Five University of Virginia undergraduate students and their astronomy department mentors were in exactly the right places at exactly the right times recently when they aimed specially designed telescopes at precisely the right place in the sky – and captured the very faint shadow of a ball of ice and rock as it passed in front of a distant star.
They traveled to specific locations in remote areas of South Africa and Argentina to watch the star wink out as the shadow of Kuiper Belt Object 2014 MU69 passed by. The observations proved the precise location of the object, which is important to NASA because it is the target of a Jan. 1, 2019 flyby of the New Horizons spacecraft, the craft that famously flew past Pluto in the summer of 2015.
The UVA team used observational instruments designed by astronomy department chair Michael Skrutskie and UVA instrument designers Matt Nelson and John Wilson. And UVA astronomer Anne Verbiscer, who played a key role a few years ago in helping NASA identify Kuiper Belt Object 2014 MU 69 as a point of interest at the edge of our solar system, managed teams of observers from several institutions in South Africa and Argentina.

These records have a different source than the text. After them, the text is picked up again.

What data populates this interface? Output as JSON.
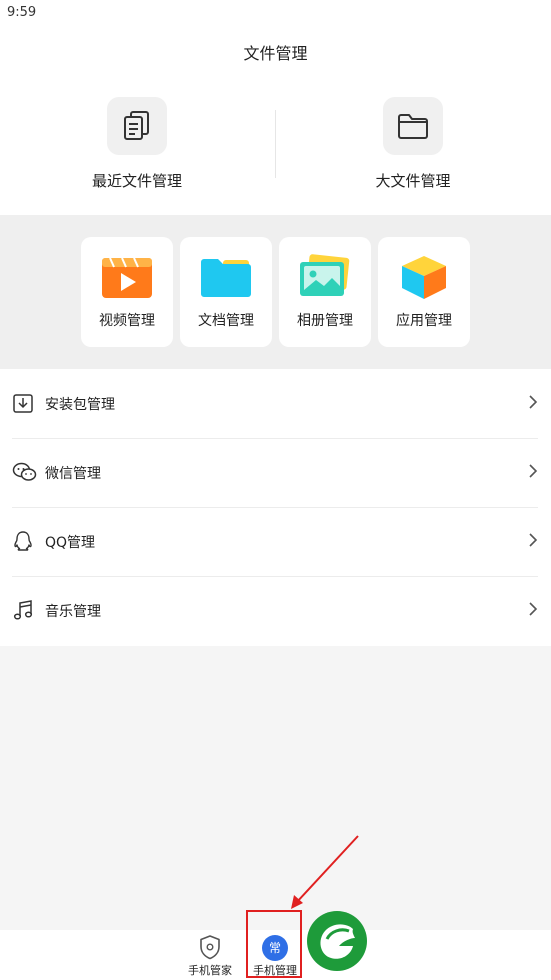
{
  "status_bar": {
    "time": "9:59"
  },
  "header": {
    "title": "文件管理"
  },
  "top_cards": [
    {
      "label": "最近文件管理",
      "icon": "recent-files-icon"
    },
    {
      "label": "大文件管理",
      "icon": "folder-icon"
    }
  ],
  "grid": [
    {
      "label": "视频管理",
      "icon": "video-icon"
    },
    {
      "label": "文档管理",
      "icon": "document-folder-icon"
    },
    {
      "label": "相册管理",
      "icon": "album-icon"
    },
    {
      "label": "应用管理",
      "icon": "app-cube-icon"
    }
  ],
  "list": [
    {
      "label": "安装包管理",
      "icon": "download-box-icon"
    },
    {
      "label": "微信管理",
      "icon": "wechat-icon"
    },
    {
      "label": "QQ管理",
      "icon": "qq-icon"
    },
    {
      "label": "音乐管理",
      "icon": "music-note-icon"
    }
  ],
  "bottom_nav": {
    "items": [
      {
        "label": "手机管家",
        "icon": "shield-icon"
      },
      {
        "label": "手机管理",
        "icon": "phone-manage-icon",
        "badge": "常"
      }
    ],
    "active_index": 1
  },
  "colors": {
    "accent_blue": "#2f6fe6",
    "highlight_red": "#e02020",
    "brand_green": "#1e9b3a"
  }
}
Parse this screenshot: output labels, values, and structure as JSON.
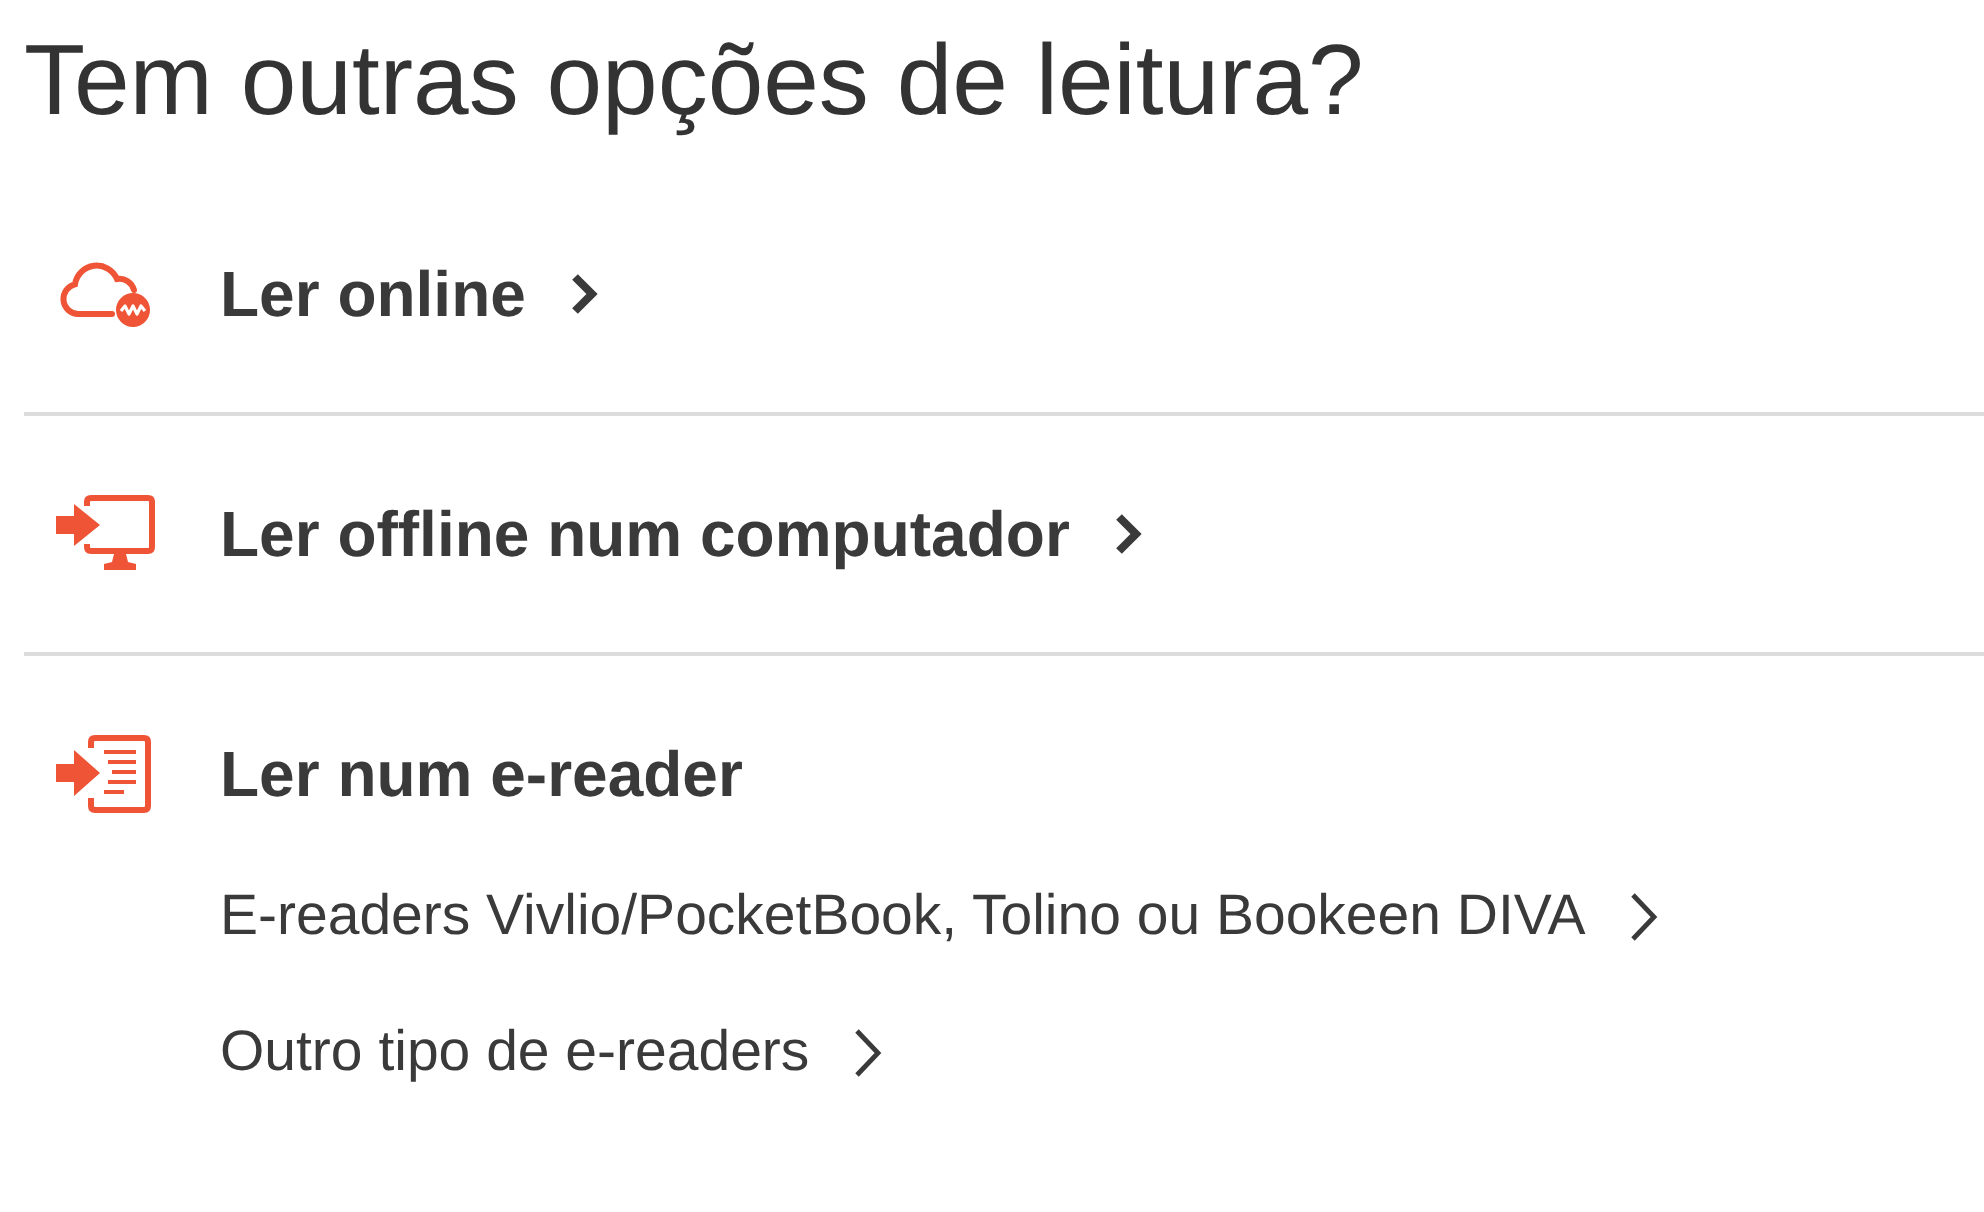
{
  "heading": "Tem outras opções de leitura?",
  "options": [
    {
      "kind": "link",
      "label": "Ler online"
    },
    {
      "kind": "link",
      "label": "Ler offline num computador"
    },
    {
      "kind": "group",
      "label": "Ler num e-reader",
      "links": [
        "E-readers Vivlio/PocketBook, Tolino ou Bookeen DIVA",
        "Outro tipo de e-readers"
      ]
    }
  ]
}
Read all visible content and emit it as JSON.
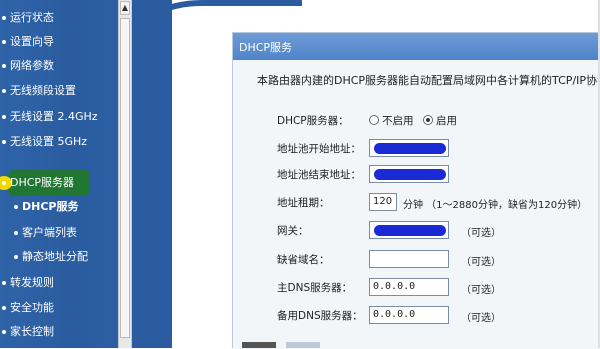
{
  "nav": {
    "items": [
      {
        "label": "运行状态",
        "type": "main"
      },
      {
        "label": "设置向导",
        "type": "main"
      },
      {
        "label": "网络参数",
        "type": "main"
      },
      {
        "label": "无线频段设置",
        "type": "main"
      },
      {
        "label": "无线设置 2.4GHz",
        "type": "main"
      },
      {
        "label": "无线设置 5GHz",
        "type": "main"
      },
      {
        "label": "DHCP服务器",
        "type": "main",
        "highlighted": true
      },
      {
        "label": "DHCP服务",
        "type": "sub",
        "active": true
      },
      {
        "label": "客户端列表",
        "type": "sub"
      },
      {
        "label": "静态地址分配",
        "type": "sub"
      },
      {
        "label": "转发规则",
        "type": "main"
      },
      {
        "label": "安全功能",
        "type": "main"
      },
      {
        "label": "家长控制",
        "type": "main"
      }
    ],
    "highlight_color": "#1f7a1f",
    "pointer_color": "#f5d800",
    "bg_color": "#2a5c9f"
  },
  "scrollbar": {
    "up_arrow": "▲"
  },
  "panel": {
    "title": "DHCP服务",
    "intro": "本路由器内建的DHCP服务器能自动配置局域网中各计算机的TCP/IP协议。",
    "dhcp_server": {
      "label": "DHCP服务器：",
      "options": [
        {
          "label": "不启用",
          "selected": false
        },
        {
          "label": "启用",
          "selected": true
        }
      ]
    },
    "start_address": {
      "label": "地址池开始地址："
    },
    "end_address": {
      "label": "地址池结束地址："
    },
    "lease": {
      "label": "地址租期：",
      "value": "120",
      "unit": "分钟 （1～2880分钟，缺省为120分钟）"
    },
    "gateway": {
      "label": "网关：",
      "hint": "（可选）"
    },
    "domain": {
      "label": "缺省域名：",
      "value": "",
      "hint": "（可选）"
    },
    "primary_dns": {
      "label": "主DNS服务器：",
      "value": "0.0.0.0",
      "hint": "（可选）"
    },
    "secondary_dns": {
      "label": "备用DNS服务器：",
      "value": "0.0.0.0",
      "hint": "（可选）"
    },
    "title_bar_color": "#4f84c9",
    "redaction_color": "#1a2bd6"
  }
}
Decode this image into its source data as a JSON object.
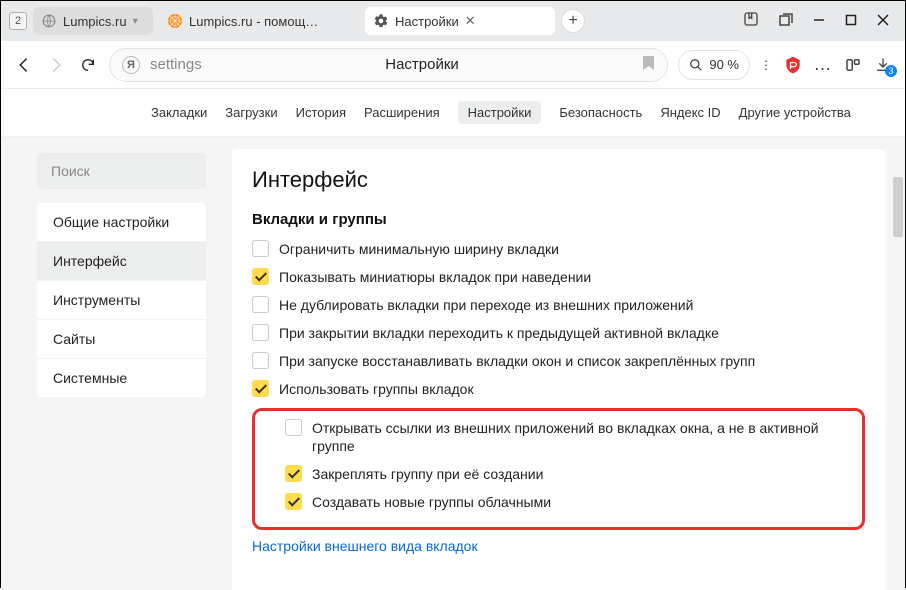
{
  "titlebar": {
    "tab_count": "2",
    "tab1_label": "Lumpics.ru",
    "tab2_label": "Lumpics.ru - помощь с ко",
    "tab3_label": "Настройки"
  },
  "toolbar": {
    "y_letter": "Я",
    "url": "settings",
    "title": "Настройки",
    "zoom": "90 %",
    "dl_count": "3"
  },
  "pagenav": {
    "items": [
      "Закладки",
      "Загрузки",
      "История",
      "Расширения",
      "Настройки",
      "Безопасность",
      "Яндекс ID",
      "Другие устройства"
    ]
  },
  "sidebar": {
    "search_placeholder": "Поиск",
    "items": [
      "Общие настройки",
      "Интерфейс",
      "Инструменты",
      "Сайты",
      "Системные"
    ]
  },
  "main": {
    "h1": "Интерфейс",
    "h2": "Вкладки и группы",
    "opts": [
      {
        "label": "Ограничить минимальную ширину вкладки",
        "checked": false
      },
      {
        "label": "Показывать миниатюры вкладок при наведении",
        "checked": true
      },
      {
        "label": "Не дублировать вкладки при переходе из внешних приложений",
        "checked": false
      },
      {
        "label": "При закрытии вкладки переходить к предыдущей активной вкладке",
        "checked": false
      },
      {
        "label": "При запуске восстанавливать вкладки окон и список закреплённых групп",
        "checked": false
      },
      {
        "label": "Использовать группы вкладок",
        "checked": true
      }
    ],
    "subopts": [
      {
        "label": "Открывать ссылки из внешних приложений во вкладках окна, а не в активной группе",
        "checked": false
      },
      {
        "label": "Закреплять группу при её создании",
        "checked": true
      },
      {
        "label": "Создавать новые группы облачными",
        "checked": true
      }
    ],
    "link": "Настройки внешнего вида вкладок"
  }
}
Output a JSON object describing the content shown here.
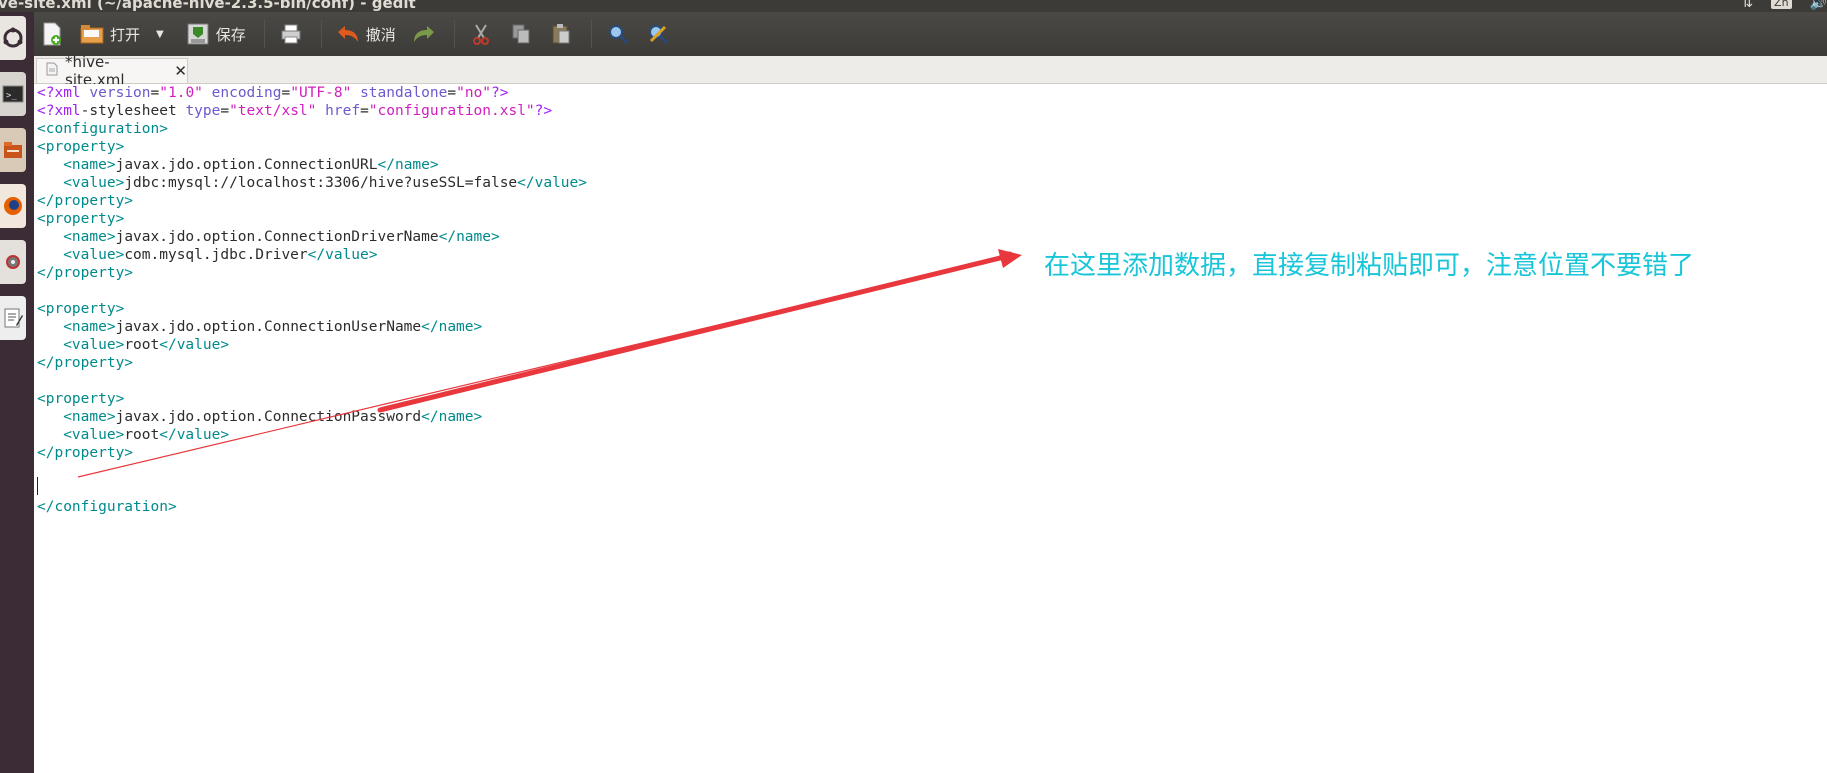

“It’s adventure astronomy.”
- Paul Hughes
astronomy and aerospace engineering major
Undergraduates Eli Golub, Paul Hughes, Dave Josephs, Joy Skipper and Goldwater Scholar Bridget Andersen participated in the overseas observations. Hughes, a rising fourth-year astronomy and aerospace engineering major, offers his insights.
Q. Most people have never heard of Kuiper Belt Object 2014 MU 69. Why is it important?
A. The Kuiper Belt – a vast, debris-strewn region beyond Pluto made up of ice and rocks and possibly fragments of planets – offers insights to how our solar system formed and evolved. NASA is interested in this particular object because we have no idea if it has an atmosphere, is a double object, has some sort of dust structure, or how big it is. With a number of occultation teams, one can find a cross section of the object, and figure out the structure of its atmosphere when the starlight is directly behind the object. Since we know so little about the object, where the shadow fell was not very certain, and for this reason, catching it required a ton of telescopes across large areas of land.
Q. The phenomenon is called an occultation. What is that?
A. Occultations are where an object passes in front of a path of a star’s light and blocks out the light. Solar eclipses, for example, are a specific form of occultation. What’s cool about that is that it necessitates the ability of any occultation team to be mobile, as the shadows from these events can occur anywhere in the world, and to catch these types of events you want to be right on the center line of the path. It’s adventure astronomy.
Q. How did you get involved in this project?
A. It started when I was working with Mike Skrutskie on a different project and he asked if there would be any undergrad interest in occultation work. I contacted some undergraduate friends of mine and for a couple of months we met with Mike Skrutskie, Anne Verbiscer and Matt Nelson early every Friday morning. Another professor, John Wilson, as well as other astronomy undergraduates joined shortly before the events in South Africa in June, and Argentina in July. We did a lot of training in preparation, with some of the best instruments possible for this kind of work. We were well-prepared when the time came to make the observations.
Q. Did you have any personal adventures when you were in South Africa and later Argentina?
A. This trip is probably the most important event of my undergrad career. I had the opportunity to speak with a number of other professors at other schools in preparation for graduate school, and I learned a lot about the whole business of occultations, optics and the engineering involved in telescopes.
Besides that, it was awesome to be able to travel all across two countries, be a tourist along with a team of scientists, and get to know those professors on a much more personal level. I have a lot of love for Mike, Anne, Matt and John. Letting us be involved in a mission like this was a great privilege, and certainly made an impact on my life.
Q. Why did you choose astronomy as your major?
A. Space has always been an exciting place. Any child will corroborate. Astronomy’s a special science. The information we know about the universe and much of astronomy has to be found in incredibly clever ways because the scale is just so far off of our own. The timescales span billions of years, and the distances impossibly large. Something about that inspires awe, and besides, it’s an outlet for my own nerdy tendencies.
I started out studying aerospace engineering, but I found it to be entirely too practical on its own, and by adding astronomy I think I regained some of the mysticism.